This past Sunday I conducted a Universal Worship Service for our monthly gathering of the Sufi Healing Circle of Atlanta. This was my “inaugural” service after returning from Sarasota, Florida, where I completed the 12-month program in Spiritual Caregiving and advanced from an Associate Cherag (minister) to a fully-ordained Cherag. (Scroll down to the entry dated October 11th to read more.)
The service on Sunday was an experimental form, with a focus on healing.

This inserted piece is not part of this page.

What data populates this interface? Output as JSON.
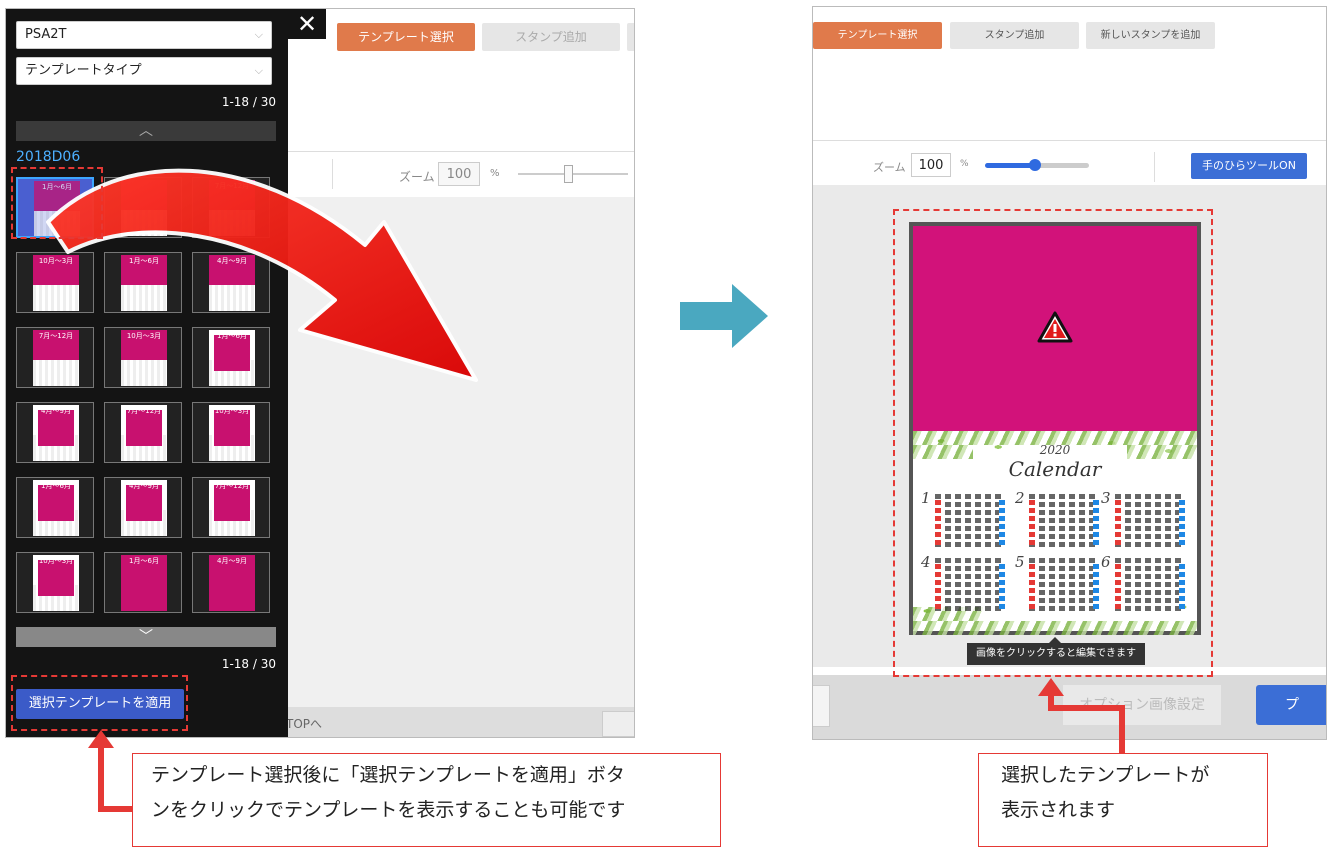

A candle was lit for each religion represented on the altar (each candle lit from the same “God candle” in the center), but instead of reading from each tradition’s scriptures, we focused on the healing gift that each religion offers.
For Hinduism, we invoked the healing light of Divine Wisdom.
For Buddhism, the healing light of Divine Compassion.
For the Zoroastrian religon, the healing light of Divine Purity.
For the Native American traditions, the healing light of Divine Nature.
For the Divine Feminine and Goddess traditions, the healing light of Divine Love.
For Taoism, the healing light of Divine Harmony.
For Judaism, the healing light of Divine Covenant.
For Christianity, the healing light of Divine Self-Sacrifice.
For the religion of Islam, the healing light of Divine Unity.
After each candle was lit, we paused to let that healing light be kindled in our hearts. We asked ourselves silently what areas of our lives were in need of that particular healing quality. Then, as we felt comfortable sharing, we spoke aloud those prayers.
It was an amazing time of sharing in prayer together, a time of getting to know the hearts of each other. The service concluded with a Sufi blessing in dance form, led beautifully by Jacob Kabb:
May the Blessing of God rest upon you;
may God’s Peace abide with you;
may God’s Presence illuminate your hearts
now and for evermore. Amen.
And then – everyone just sat there. No one wanted to leave when the service was over, and no one did leave for quite a while. The spirit of blessing was as strong, as palpable, as it had been a few Sundays before, when I had been ordained as a Cherag in Sarasota. I feel tremendously blessed to have experienced it, and I feel very grateful that our Sufi community in Atlanta is so open-hearted and receptive to such a comforting and healing Presence.
I feel like we were able, for a wonderful moment, to experience the deeper Reality behind the different religions represented by the candles on the altar.
That experience, to me, is the heart of true mysticism.
My dear friend Carl McColman has recently signed a contract with a publisher to write a new book on Christian mysticism. (This is great news; it has been way too long since Carl has written a book!) He recently asked the readers of his blog, The Website of Unknowing
, what mysticism means to them. This was my response:Mysticism is that which enables us time-bound creatures to experience, for however fleeting a moment, the eternal.
Mysticism is the experience of “eternity in our hearts” (Ecclesiastes 3:11).
Mysticism is the Reality behind the dogma, the deeper Truth beyond our creeds.
Mysticism is that which enabled the Dalai Lama and Thomas Merton to meet in the 1960’s and to recognize each other as brothers.
On this Thanksgiving Day, I find myself grateful to have friends and loved ones – Sufi, Christian, Pagan, Jewish, Buddhist, and “other” – who are in touch with that Reality and who bring such blessing to my life.
Grateful BearThe Meister Eckhart quote above is from explorefaith.com